Fibrositis (fibromyalgia). A common non-entity?

Drugs. 1988 Mar;35(3):320-7. doi: 10.2165/00003495-198835030-00006.


The literature on fibrositis (fibromyalgia), which originated in the early years of the last century in the UK and proliferated there in the first half of this century, has since diminished there in the last 30 years or so, but has increased in Canada and the US. Criteria suggested for diagnosis have created a syndrome with no diagnostic tests, serological or radiological signs, and no truly objective physical signs, but with predictable tender spots on pressure. The syndrome is largely, but not completely, confined to females, mostly of middle age; the symptoms include widespread aching of more than 3 months' duration, disturbed sleep, morning fatigue and stiffness, a failure to respond satisfactorily to any one form of therapy and a tendency to persist over long periods, but without permanent tissue changes. Features of psychological disturbance are present in many patients but not in all or even the majority. Definition of the condition as a disorder of pain modulation - a pain amplification syndrome - would seem to fit the facts best. Most would agree that an abnormal response to stress is an important factor in the appearance of the syndrome, as other stress related disorders, such as the irritable bowel syndrome and tension headaches, may coexist.

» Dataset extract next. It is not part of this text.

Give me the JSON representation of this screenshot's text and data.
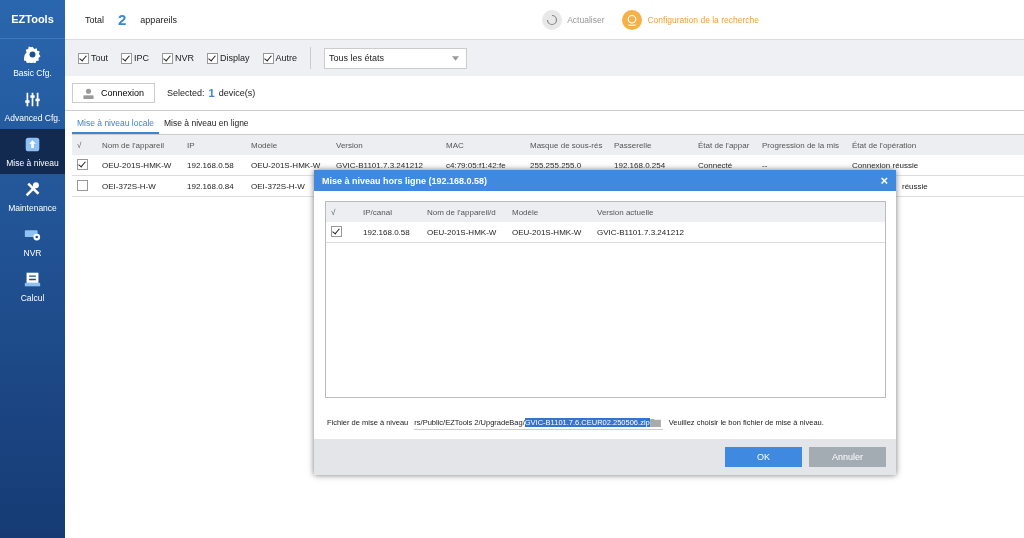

Response to therapy, whether physical or pharmacological, is on the whole unsatisfactory. This type of patient has been well recognised in hospital clinic and general practice for many years.(ABSTRACT TRUNCATED AT 250 WORDS)

Publication types

  • Review

MeSH terms

  • Fibromyalgia* / classification
  • Fibromyalgia* / diagnosis
  • Fibromyalgia* / etiology
  • Fibromyalgia* / therapy
  • Humans
  • Syndrome